App and web page records
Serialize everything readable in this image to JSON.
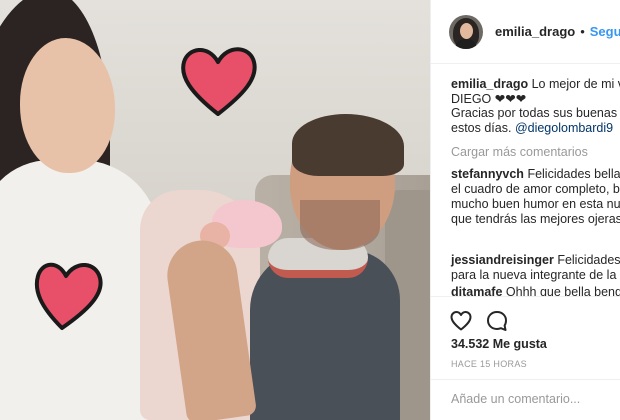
{
  "header": {
    "username": "emilia_drago",
    "separator": "•",
    "follow_label": "Seguir"
  },
  "caption": {
    "username": "emilia_drago",
    "text_1": "Lo mejor de mi vida",
    "text_2": "DIEGO ❤❤❤",
    "text_3": "Gracias por todas sus buenas energías",
    "text_4": "estos días.",
    "mention": "@diegolombardi9"
  },
  "load_more_label": "Cargar más comentarios",
  "comments": [
    {
      "username": "stefannyvch",
      "text": "Felicidades bella Emilia, tienes el cuadro de amor completo, bendiciones y mucho buen humor en esta nueva etapa en la que tendrás las mejores ojeras de tu vida! 😉"
    },
    {
      "username": "jessiandreisinger",
      "text": "Felicidades y bendiciones para la nueva integrante de la familia"
    },
    {
      "username": "ditamafe",
      "text": "Ohhh que bella bendición"
    }
  ],
  "actions": {
    "likes": "34.532 Me gusta",
    "timestamp": "HACE 15 HORAS",
    "comment_placeholder": "Añade un comentario..."
  },
  "colors": {
    "follow": "#3897f0",
    "heart": "#e8506a",
    "muted": "#999999"
  },
  "icons": [
    "heart-icon",
    "comment-icon"
  ]
}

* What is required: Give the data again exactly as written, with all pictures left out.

* Solution to this exercise:
Serialize everything readable in this image to JSON.
{
  "header": {
    "username": "emilia_drago",
    "separator": "•",
    "follow_label": "Seguir"
  },
  "caption": {
    "username": "emilia_drago",
    "text_1": "Lo mejor de mi vida",
    "text_2": "DIEGO ❤❤❤",
    "text_3": "Gracias por todas sus buenas energías",
    "text_4": "estos días.",
    "mention": "@diegolombardi9"
  },
  "load_more_label": "Cargar más comentarios",
  "comments": [
    {
      "username": "stefannyvch",
      "text": "Felicidades bella Emilia, tienes el cuadro de amor completo, bendiciones y mucho buen humor en esta nueva etapa en la que tendrás las mejores ojeras de tu vida! 😉"
    },
    {
      "username": "jessiandreisinger",
      "text": "Felicidades y bendiciones para la nueva integrante de la familia"
    },
    {
      "username": "ditamafe",
      "text": "Ohhh que bella bendición"
    }
  ],
  "actions": {
    "likes": "34.532 Me gusta",
    "timestamp": "HACE 15 HORAS",
    "comment_placeholder": "Añade un comentario..."
  },
  "colors": {
    "follow": "#3897f0",
    "heart": "#e8506a",
    "muted": "#999999"
  },
  "icons": [
    "heart-icon",
    "comment-icon"
  ]
}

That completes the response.